§ **Exercise brief**
The response must restate all of the data word for word.

--- Listed records ---

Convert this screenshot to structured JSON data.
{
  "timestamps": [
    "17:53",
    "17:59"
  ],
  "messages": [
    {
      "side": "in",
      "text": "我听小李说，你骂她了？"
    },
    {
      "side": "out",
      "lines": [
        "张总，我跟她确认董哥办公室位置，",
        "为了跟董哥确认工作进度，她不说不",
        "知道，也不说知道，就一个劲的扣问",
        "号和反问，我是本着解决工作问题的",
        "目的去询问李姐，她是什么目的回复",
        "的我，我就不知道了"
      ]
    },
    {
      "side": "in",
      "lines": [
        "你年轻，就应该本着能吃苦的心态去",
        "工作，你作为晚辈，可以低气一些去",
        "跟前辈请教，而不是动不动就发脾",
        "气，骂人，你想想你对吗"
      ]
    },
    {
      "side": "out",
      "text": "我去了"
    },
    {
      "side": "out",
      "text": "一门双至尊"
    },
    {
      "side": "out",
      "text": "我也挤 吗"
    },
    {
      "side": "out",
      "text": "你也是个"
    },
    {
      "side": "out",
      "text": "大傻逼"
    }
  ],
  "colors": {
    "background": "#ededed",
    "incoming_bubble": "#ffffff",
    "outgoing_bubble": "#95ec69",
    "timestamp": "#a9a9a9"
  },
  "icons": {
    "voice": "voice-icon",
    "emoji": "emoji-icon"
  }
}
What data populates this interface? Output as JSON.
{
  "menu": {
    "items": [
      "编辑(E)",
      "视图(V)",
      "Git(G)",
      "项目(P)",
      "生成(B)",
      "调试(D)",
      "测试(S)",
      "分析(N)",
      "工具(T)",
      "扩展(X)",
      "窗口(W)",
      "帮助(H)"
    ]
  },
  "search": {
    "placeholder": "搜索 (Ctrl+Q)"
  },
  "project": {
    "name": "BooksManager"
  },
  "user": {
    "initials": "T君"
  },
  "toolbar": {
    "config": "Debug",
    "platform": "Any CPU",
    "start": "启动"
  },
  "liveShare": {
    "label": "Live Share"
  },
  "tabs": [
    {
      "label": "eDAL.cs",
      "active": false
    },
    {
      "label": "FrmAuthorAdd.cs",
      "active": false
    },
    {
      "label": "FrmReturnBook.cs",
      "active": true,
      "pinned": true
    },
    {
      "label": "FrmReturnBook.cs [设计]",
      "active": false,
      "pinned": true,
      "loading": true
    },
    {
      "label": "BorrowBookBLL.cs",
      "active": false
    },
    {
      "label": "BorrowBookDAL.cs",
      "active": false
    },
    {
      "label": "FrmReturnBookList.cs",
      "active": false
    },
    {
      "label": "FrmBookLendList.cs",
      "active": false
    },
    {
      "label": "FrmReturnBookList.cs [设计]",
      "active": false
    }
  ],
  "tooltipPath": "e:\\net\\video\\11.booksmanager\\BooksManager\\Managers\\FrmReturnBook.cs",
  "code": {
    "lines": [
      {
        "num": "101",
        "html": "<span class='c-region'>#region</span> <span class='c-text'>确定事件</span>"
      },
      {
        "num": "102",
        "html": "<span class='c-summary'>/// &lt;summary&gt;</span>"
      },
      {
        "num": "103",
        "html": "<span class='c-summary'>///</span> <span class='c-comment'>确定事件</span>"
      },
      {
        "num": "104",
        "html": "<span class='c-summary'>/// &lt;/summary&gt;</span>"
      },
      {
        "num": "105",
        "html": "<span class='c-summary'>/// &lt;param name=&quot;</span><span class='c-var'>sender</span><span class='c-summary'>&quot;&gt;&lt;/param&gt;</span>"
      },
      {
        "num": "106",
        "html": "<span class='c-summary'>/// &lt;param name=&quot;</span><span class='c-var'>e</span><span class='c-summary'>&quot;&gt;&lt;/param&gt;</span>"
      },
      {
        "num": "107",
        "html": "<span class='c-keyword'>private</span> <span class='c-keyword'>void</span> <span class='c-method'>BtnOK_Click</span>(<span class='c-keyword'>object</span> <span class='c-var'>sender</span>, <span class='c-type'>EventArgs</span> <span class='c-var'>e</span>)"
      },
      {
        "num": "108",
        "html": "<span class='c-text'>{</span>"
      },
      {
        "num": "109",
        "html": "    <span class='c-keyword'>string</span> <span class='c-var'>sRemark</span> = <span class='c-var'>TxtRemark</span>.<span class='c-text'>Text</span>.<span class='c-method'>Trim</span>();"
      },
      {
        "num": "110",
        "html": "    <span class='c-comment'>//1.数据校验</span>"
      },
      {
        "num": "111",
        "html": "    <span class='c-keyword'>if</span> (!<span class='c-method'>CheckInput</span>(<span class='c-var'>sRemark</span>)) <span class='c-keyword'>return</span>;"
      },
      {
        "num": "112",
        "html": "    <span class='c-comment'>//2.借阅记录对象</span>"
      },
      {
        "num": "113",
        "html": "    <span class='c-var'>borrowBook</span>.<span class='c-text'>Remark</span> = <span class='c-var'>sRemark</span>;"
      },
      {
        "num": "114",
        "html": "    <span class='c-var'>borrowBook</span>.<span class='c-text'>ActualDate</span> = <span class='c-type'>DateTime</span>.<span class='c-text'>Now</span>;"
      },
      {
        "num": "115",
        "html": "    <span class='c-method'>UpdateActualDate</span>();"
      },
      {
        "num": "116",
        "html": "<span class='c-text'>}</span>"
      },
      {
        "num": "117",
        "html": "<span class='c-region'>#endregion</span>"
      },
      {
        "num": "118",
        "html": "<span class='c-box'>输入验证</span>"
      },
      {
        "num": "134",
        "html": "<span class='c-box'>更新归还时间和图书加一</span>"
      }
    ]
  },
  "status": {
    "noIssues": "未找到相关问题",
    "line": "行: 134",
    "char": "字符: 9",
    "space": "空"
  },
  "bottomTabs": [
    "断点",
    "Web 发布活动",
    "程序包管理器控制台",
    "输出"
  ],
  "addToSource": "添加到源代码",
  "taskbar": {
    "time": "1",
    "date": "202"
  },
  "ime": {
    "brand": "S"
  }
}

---

§ **Written solution**
Convert this screenshot to structured JSON data.
{
  "timestamps": [
    "17:53",
    "17:59"
  ],
  "messages": [
    {
      "side": "in",
      "text": "我听小李说，你骂她了？"
    },
    {
      "side": "out",
      "lines": [
        "张总，我跟她确认董哥办公室位置，",
        "为了跟董哥确认工作进度，她不说不",
        "知道，也不说知道，就一个劲的扣问",
        "号和反问，我是本着解决工作问题的",
        "目的去询问李姐，她是什么目的回复",
        "的我，我就不知道了"
      ]
    },
    {
      "side": "in",
      "lines": [
        "你年轻，就应该本着能吃苦的心态去",
        "工作，你作为晚辈，可以低气一些去",
        "跟前辈请教，而不是动不动就发脾",
        "气，骂人，你想想你对吗"
      ]
    },
    {
      "side": "out",
      "text": "我去了"
    },
    {
      "side": "out",
      "text": "一门双至尊"
    },
    {
      "side": "out",
      "text": "我也挤 吗"
    },
    {
      "side": "out",
      "text": "你也是个"
    },
    {
      "side": "out",
      "text": "大傻逼"
    }
  ],
  "colors": {
    "background": "#ededed",
    "incoming_bubble": "#ffffff",
    "outgoing_bubble": "#95ec69",
    "timestamp": "#a9a9a9"
  },
  "icons": {
    "voice": "voice-icon",
    "emoji": "emoji-icon"
  }
}
What data populates this interface? Output as JSON.
{
  "menu": {
    "items": [
      "编辑(E)",
      "视图(V)",
      "Git(G)",
      "项目(P)",
      "生成(B)",
      "调试(D)",
      "测试(S)",
      "分析(N)",
      "工具(T)",
      "扩展(X)",
      "窗口(W)",
      "帮助(H)"
    ]
  },
  "search": {
    "placeholder": "搜索 (Ctrl+Q)"
  },
  "project": {
    "name": "BooksManager"
  },
  "user": {
    "initials": "T君"
  },
  "toolbar": {
    "config": "Debug",
    "platform": "Any CPU",
    "start": "启动"
  },
  "liveShare": {
    "label": "Live Share"
  },
  "tabs": [
    {
      "label": "eDAL.cs",
      "active": false
    },
    {
      "label": "FrmAuthorAdd.cs",
      "active": false
    },
    {
      "label": "FrmReturnBook.cs",
      "active": true,
      "pinned": true
    },
    {
      "label": "FrmReturnBook.cs [设计]",
      "active": false,
      "pinned": true,
      "loading": true
    },
    {
      "label": "BorrowBookBLL.cs",
      "active": false
    },
    {
      "label": "BorrowBookDAL.cs",
      "active": false
    },
    {
      "label": "FrmReturnBookList.cs",
      "active": false
    },
    {
      "label": "FrmBookLendList.cs",
      "active": false
    },
    {
      "label": "FrmReturnBookList.cs [设计]",
      "active": false
    }
  ],
  "tooltipPath": "e:\\net\\video\\11.booksmanager\\BooksManager\\Managers\\FrmReturnBook.cs",
  "code": {
    "lines": [
      {
        "num": "101",
        "html": "<span class='c-region'>#region</span> <span class='c-text'>确定事件</span>"
      },
      {
        "num": "102",
        "html": "<span class='c-summary'>/// &lt;summary&gt;</span>"
      },
      {
        "num": "103",
        "html": "<span class='c-summary'>///</span> <span class='c-comment'>确定事件</span>"
      },
      {
        "num": "104",
        "html": "<span class='c-summary'>/// &lt;/summary&gt;</span>"
      },
      {
        "num": "105",
        "html": "<span class='c-summary'>/// &lt;param name=&quot;</span><span class='c-var'>sender</span><span class='c-summary'>&quot;&gt;&lt;/param&gt;</span>"
      },
      {
        "num": "106",
        "html": "<span class='c-summary'>/// &lt;param name=&quot;</span><span class='c-var'>e</span><span class='c-summary'>&quot;&gt;&lt;/param&gt;</span>"
      },
      {
        "num": "107",
        "html": "<span class='c-keyword'>private</span> <span class='c-keyword'>void</span> <span class='c-method'>BtnOK_Click</span>(<span class='c-keyword'>object</span> <span class='c-var'>sender</span>, <span class='c-type'>EventArgs</span> <span class='c-var'>e</span>)"
      },
      {
        "num": "108",
        "html": "<span class='c-text'>{</span>"
      },
      {
        "num": "109",
        "html": "    <span class='c-keyword'>string</span> <span class='c-var'>sRemark</span> = <span class='c-var'>TxtRemark</span>.<span class='c-text'>Text</span>.<span class='c-method'>Trim</span>();"
      },
      {
        "num": "110",
        "html": "    <span class='c-comment'>//1.数据校验</span>"
      },
      {
        "num": "111",
        "html": "    <span class='c-keyword'>if</span> (!<span class='c-method'>CheckInput</span>(<span class='c-var'>sRemark</span>)) <span class='c-keyword'>return</span>;"
      },
      {
        "num": "112",
        "html": "    <span class='c-comment'>//2.借阅记录对象</span>"
      },
      {
        "num": "113",
        "html": "    <span class='c-var'>borrowBook</span>.<span class='c-text'>Remark</span> = <span class='c-var'>sRemark</span>;"
      },
      {
        "num": "114",
        "html": "    <span class='c-var'>borrowBook</span>.<span class='c-text'>ActualDate</span> = <span class='c-type'>DateTime</span>.<span class='c-text'>Now</span>;"
      },
      {
        "num": "115",
        "html": "    <span class='c-method'>UpdateActualDate</span>();"
      },
      {
        "num": "116",
        "html": "<span class='c-text'>}</span>"
      },
      {
        "num": "117",
        "html": "<span class='c-region'>#endregion</span>"
      },
      {
        "num": "118",
        "html": "<span class='c-box'>输入验证</span>"
      },
      {
        "num": "134",
        "html": "<span class='c-box'>更新归还时间和图书加一</span>"
      }
    ]
  },
  "status": {
    "noIssues": "未找到相关问题",
    "line": "行: 134",
    "char": "字符: 9",
    "space": "空"
  },
  "bottomTabs": [
    "断点",
    "Web 发布活动",
    "程序包管理器控制台",
    "输出"
  ],
  "addToSource": "添加到源代码",
  "taskbar": {
    "time": "1",
    "date": "202"
  },
  "ime": {
    "brand": "S"
  }
}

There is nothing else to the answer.